■ **RECORD EXCERPTS**:

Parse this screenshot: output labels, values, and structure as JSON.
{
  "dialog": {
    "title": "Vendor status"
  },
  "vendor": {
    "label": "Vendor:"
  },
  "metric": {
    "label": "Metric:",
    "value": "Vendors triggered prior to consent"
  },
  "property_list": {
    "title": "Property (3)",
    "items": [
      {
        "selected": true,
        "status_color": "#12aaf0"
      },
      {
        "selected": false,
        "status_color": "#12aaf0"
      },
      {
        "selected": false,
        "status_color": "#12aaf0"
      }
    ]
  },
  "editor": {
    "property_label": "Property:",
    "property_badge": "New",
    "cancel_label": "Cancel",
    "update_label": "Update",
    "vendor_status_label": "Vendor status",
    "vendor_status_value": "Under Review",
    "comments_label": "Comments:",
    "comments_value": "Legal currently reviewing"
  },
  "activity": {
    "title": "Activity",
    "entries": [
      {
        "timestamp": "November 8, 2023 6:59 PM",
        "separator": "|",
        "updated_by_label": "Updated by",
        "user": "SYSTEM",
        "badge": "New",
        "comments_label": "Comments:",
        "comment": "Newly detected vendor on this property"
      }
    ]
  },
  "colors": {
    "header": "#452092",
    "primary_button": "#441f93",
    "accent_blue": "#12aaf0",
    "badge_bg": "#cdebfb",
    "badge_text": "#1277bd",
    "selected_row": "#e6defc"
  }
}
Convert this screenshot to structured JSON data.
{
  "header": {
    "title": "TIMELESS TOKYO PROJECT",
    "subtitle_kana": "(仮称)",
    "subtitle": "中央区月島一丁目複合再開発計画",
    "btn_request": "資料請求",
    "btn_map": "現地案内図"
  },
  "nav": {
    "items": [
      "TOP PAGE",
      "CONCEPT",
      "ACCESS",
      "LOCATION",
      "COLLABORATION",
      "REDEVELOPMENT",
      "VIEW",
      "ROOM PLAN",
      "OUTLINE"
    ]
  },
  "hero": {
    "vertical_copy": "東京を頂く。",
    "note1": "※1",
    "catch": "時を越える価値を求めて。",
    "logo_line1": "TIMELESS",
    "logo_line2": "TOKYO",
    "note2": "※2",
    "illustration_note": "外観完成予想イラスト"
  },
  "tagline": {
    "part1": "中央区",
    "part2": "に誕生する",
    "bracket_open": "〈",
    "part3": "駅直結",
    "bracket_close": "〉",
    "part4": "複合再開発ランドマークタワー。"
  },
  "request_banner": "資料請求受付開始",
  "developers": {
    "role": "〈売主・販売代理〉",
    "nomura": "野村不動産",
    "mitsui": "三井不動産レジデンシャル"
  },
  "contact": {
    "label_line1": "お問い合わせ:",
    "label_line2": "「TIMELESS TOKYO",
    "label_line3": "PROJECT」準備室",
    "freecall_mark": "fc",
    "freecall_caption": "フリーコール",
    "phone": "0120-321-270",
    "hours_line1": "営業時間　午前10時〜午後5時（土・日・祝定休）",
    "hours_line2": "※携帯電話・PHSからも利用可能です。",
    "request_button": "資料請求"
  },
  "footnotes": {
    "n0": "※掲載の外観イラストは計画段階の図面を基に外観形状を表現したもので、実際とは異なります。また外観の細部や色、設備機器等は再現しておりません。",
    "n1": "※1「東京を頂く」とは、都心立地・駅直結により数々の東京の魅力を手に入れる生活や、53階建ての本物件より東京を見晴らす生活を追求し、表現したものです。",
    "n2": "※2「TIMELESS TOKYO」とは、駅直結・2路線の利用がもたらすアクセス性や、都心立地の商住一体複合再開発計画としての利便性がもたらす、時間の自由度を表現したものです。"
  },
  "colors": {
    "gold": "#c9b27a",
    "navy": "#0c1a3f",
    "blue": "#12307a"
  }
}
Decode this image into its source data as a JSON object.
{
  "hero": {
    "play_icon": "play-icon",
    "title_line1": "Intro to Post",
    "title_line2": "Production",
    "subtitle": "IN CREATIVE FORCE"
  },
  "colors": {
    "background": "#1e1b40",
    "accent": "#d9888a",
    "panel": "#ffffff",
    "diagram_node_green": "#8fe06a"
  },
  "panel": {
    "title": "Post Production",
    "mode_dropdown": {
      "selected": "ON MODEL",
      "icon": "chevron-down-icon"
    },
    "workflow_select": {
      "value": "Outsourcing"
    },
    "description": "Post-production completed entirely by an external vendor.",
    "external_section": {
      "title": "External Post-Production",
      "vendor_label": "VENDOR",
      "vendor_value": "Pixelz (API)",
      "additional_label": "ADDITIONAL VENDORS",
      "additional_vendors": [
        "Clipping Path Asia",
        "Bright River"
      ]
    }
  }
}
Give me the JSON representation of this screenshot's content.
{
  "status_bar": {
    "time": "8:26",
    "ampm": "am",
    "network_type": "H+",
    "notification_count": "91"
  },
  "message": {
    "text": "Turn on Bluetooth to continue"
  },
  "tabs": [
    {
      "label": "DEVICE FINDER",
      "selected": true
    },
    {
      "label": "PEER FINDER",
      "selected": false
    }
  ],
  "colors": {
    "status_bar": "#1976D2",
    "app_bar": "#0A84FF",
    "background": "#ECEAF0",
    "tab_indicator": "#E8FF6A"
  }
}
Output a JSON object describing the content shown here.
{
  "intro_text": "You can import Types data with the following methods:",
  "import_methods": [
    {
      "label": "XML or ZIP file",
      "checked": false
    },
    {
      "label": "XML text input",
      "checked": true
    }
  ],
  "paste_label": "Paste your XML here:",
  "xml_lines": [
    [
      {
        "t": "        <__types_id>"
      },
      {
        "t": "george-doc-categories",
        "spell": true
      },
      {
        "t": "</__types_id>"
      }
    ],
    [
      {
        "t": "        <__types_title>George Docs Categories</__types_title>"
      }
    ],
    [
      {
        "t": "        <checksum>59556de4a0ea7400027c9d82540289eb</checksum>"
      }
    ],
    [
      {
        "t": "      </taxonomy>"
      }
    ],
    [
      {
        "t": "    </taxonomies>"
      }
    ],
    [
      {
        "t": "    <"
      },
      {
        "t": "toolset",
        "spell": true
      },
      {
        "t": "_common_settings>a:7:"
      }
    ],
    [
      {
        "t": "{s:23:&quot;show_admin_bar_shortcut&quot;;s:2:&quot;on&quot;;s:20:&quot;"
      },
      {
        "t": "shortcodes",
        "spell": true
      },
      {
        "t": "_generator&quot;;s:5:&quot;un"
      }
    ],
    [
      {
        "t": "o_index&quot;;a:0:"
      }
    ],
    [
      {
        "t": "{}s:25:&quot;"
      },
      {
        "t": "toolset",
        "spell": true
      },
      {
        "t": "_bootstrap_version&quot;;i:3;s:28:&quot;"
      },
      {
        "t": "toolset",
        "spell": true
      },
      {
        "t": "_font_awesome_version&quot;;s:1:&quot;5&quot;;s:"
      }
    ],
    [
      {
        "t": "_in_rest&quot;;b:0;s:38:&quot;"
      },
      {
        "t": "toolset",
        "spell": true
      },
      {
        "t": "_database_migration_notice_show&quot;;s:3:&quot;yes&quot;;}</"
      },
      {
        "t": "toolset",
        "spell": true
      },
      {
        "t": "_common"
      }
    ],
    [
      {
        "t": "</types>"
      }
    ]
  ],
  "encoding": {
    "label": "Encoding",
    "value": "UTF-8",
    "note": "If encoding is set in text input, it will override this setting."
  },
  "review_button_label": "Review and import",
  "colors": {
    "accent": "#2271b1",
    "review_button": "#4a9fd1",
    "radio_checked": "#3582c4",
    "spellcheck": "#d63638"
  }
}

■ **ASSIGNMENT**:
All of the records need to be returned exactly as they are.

■ **RESULT FOR THIS EXERCISE**:
Parse this screenshot: output labels, values, and structure as JSON.
{
  "dialog": {
    "title": "Vendor status"
  },
  "vendor": {
    "label": "Vendor:"
  },
  "metric": {
    "label": "Metric:",
    "value": "Vendors triggered prior to consent"
  },
  "property_list": {
    "title": "Property (3)",
    "items": [
      {
        "selected": true,
        "status_color": "#12aaf0"
      },
      {
        "selected": false,
        "status_color": "#12aaf0"
      },
      {
        "selected": false,
        "status_color": "#12aaf0"
      }
    ]
  },
  "editor": {
    "property_label": "Property:",
    "property_badge": "New",
    "cancel_label": "Cancel",
    "update_label": "Update",
    "vendor_status_label": "Vendor status",
    "vendor_status_value": "Under Review",
    "comments_label": "Comments:",
    "comments_value": "Legal currently reviewing"
  },
  "activity": {
    "title": "Activity",
    "entries": [
      {
        "timestamp": "November 8, 2023 6:59 PM",
        "separator": "|",
        "updated_by_label": "Updated by",
        "user": "SYSTEM",
        "badge": "New",
        "comments_label": "Comments:",
        "comment": "Newly detected vendor on this property"
      }
    ]
  },
  "colors": {
    "header": "#452092",
    "primary_button": "#441f93",
    "accent_blue": "#12aaf0",
    "badge_bg": "#cdebfb",
    "badge_text": "#1277bd",
    "selected_row": "#e6defc"
  }
}
Convert this screenshot to structured JSON data.
{
  "header": {
    "title": "TIMELESS TOKYO PROJECT",
    "subtitle_kana": "(仮称)",
    "subtitle": "中央区月島一丁目複合再開発計画",
    "btn_request": "資料請求",
    "btn_map": "現地案内図"
  },
  "nav": {
    "items": [
      "TOP PAGE",
      "CONCEPT",
      "ACCESS",
      "LOCATION",
      "COLLABORATION",
      "REDEVELOPMENT",
      "VIEW",
      "ROOM PLAN",
      "OUTLINE"
    ]
  },
  "hero": {
    "vertical_copy": "東京を頂く。",
    "note1": "※1",
    "catch": "時を越える価値を求めて。",
    "logo_line1": "TIMELESS",
    "logo_line2": "TOKYO",
    "note2": "※2",
    "illustration_note": "外観完成予想イラスト"
  },
  "tagline": {
    "part1": "中央区",
    "part2": "に誕生する",
    "bracket_open": "〈",
    "part3": "駅直結",
    "bracket_close": "〉",
    "part4": "複合再開発ランドマークタワー。"
  },
  "request_banner": "資料請求受付開始",
  "developers": {
    "role": "〈売主・販売代理〉",
    "nomura": "野村不動産",
    "mitsui": "三井不動産レジデンシャル"
  },
  "contact": {
    "label_line1": "お問い合わせ:",
    "label_line2": "「TIMELESS TOKYO",
    "label_line3": "PROJECT」準備室",
    "freecall_mark": "fc",
    "freecall_caption": "フリーコール",
    "phone": "0120-321-270",
    "hours_line1": "営業時間　午前10時〜午後5時（土・日・祝定休）",
    "hours_line2": "※携帯電話・PHSからも利用可能です。",
    "request_button": "資料請求"
  },
  "footnotes": {
    "n0": "※掲載の外観イラストは計画段階の図面を基に外観形状を表現したもので、実際とは異なります。また外観の細部や色、設備機器等は再現しておりません。",
    "n1": "※1「東京を頂く」とは、都心立地・駅直結により数々の東京の魅力を手に入れる生活や、53階建ての本物件より東京を見晴らす生活を追求し、表現したものです。",
    "n2": "※2「TIMELESS TOKYO」とは、駅直結・2路線の利用がもたらすアクセス性や、都心立地の商住一体複合再開発計画としての利便性がもたらす、時間の自由度を表現したものです。"
  },
  "colors": {
    "gold": "#c9b27a",
    "navy": "#0c1a3f",
    "blue": "#12307a"
  }
}
Decode this image into its source data as a JSON object.
{
  "hero": {
    "play_icon": "play-icon",
    "title_line1": "Intro to Post",
    "title_line2": "Production",
    "subtitle": "IN CREATIVE FORCE"
  },
  "colors": {
    "background": "#1e1b40",
    "accent": "#d9888a",
    "panel": "#ffffff",
    "diagram_node_green": "#8fe06a"
  },
  "panel": {
    "title": "Post Production",
    "mode_dropdown": {
      "selected": "ON MODEL",
      "icon": "chevron-down-icon"
    },
    "workflow_select": {
      "value": "Outsourcing"
    },
    "description": "Post-production completed entirely by an external vendor.",
    "external_section": {
      "title": "External Post-Production",
      "vendor_label": "VENDOR",
      "vendor_value": "Pixelz (API)",
      "additional_label": "ADDITIONAL VENDORS",
      "additional_vendors": [
        "Clipping Path Asia",
        "Bright River"
      ]
    }
  }
}
Give me the JSON representation of this screenshot's content.
{
  "status_bar": {
    "time": "8:26",
    "ampm": "am",
    "network_type": "H+",
    "notification_count": "91"
  },
  "message": {
    "text": "Turn on Bluetooth to continue"
  },
  "tabs": [
    {
      "label": "DEVICE FINDER",
      "selected": true
    },
    {
      "label": "PEER FINDER",
      "selected": false
    }
  ],
  "colors": {
    "status_bar": "#1976D2",
    "app_bar": "#0A84FF",
    "background": "#ECEAF0",
    "tab_indicator": "#E8FF6A"
  }
}
Output a JSON object describing the content shown here.
{
  "intro_text": "You can import Types data with the following methods:",
  "import_methods": [
    {
      "label": "XML or ZIP file",
      "checked": false
    },
    {
      "label": "XML text input",
      "checked": true
    }
  ],
  "paste_label": "Paste your XML here:",
  "xml_lines": [
    [
      {
        "t": "        <__types_id>"
      },
      {
        "t": "george-doc-categories",
        "spell": true
      },
      {
        "t": "</__types_id>"
      }
    ],
    [
      {
        "t": "        <__types_title>George Docs Categories</__types_title>"
      }
    ],
    [
      {
        "t": "        <checksum>59556de4a0ea7400027c9d82540289eb</checksum>"
      }
    ],
    [
      {
        "t": "      </taxonomy>"
      }
    ],
    [
      {
        "t": "    </taxonomies>"
      }
    ],
    [
      {
        "t": "    <"
      },
      {
        "t": "toolset",
        "spell": true
      },
      {
        "t": "_common_settings>a:7:"
      }
    ],
    [
      {
        "t": "{s:23:&quot;show_admin_bar_shortcut&quot;;s:2:&quot;on&quot;;s:20:&quot;"
      },
      {
        "t": "shortcodes",
        "spell": true
      },
      {
        "t": "_generator&quot;;s:5:&quot;un"
      }
    ],
    [
      {
        "t": "o_index&quot;;a:0:"
      }
    ],
    [
      {
        "t": "{}s:25:&quot;"
      },
      {
        "t": "toolset",
        "spell": true
      },
      {
        "t": "_bootstrap_version&quot;;i:3;s:28:&quot;"
      },
      {
        "t": "toolset",
        "spell": true
      },
      {
        "t": "_font_awesome_version&quot;;s:1:&quot;5&quot;;s:"
      }
    ],
    [
      {
        "t": "_in_rest&quot;;b:0;s:38:&quot;"
      },
      {
        "t": "toolset",
        "spell": true
      },
      {
        "t": "_database_migration_notice_show&quot;;s:3:&quot;yes&quot;;}</"
      },
      {
        "t": "toolset",
        "spell": true
      },
      {
        "t": "_common"
      }
    ],
    [
      {
        "t": "</types>"
      }
    ]
  ],
  "encoding": {
    "label": "Encoding",
    "value": "UTF-8",
    "note": "If encoding is set in text input, it will override this setting."
  },
  "review_button_label": "Review and import",
  "colors": {
    "accent": "#2271b1",
    "review_button": "#4a9fd1",
    "radio_checked": "#3582c4",
    "spellcheck": "#d63638"
  }
}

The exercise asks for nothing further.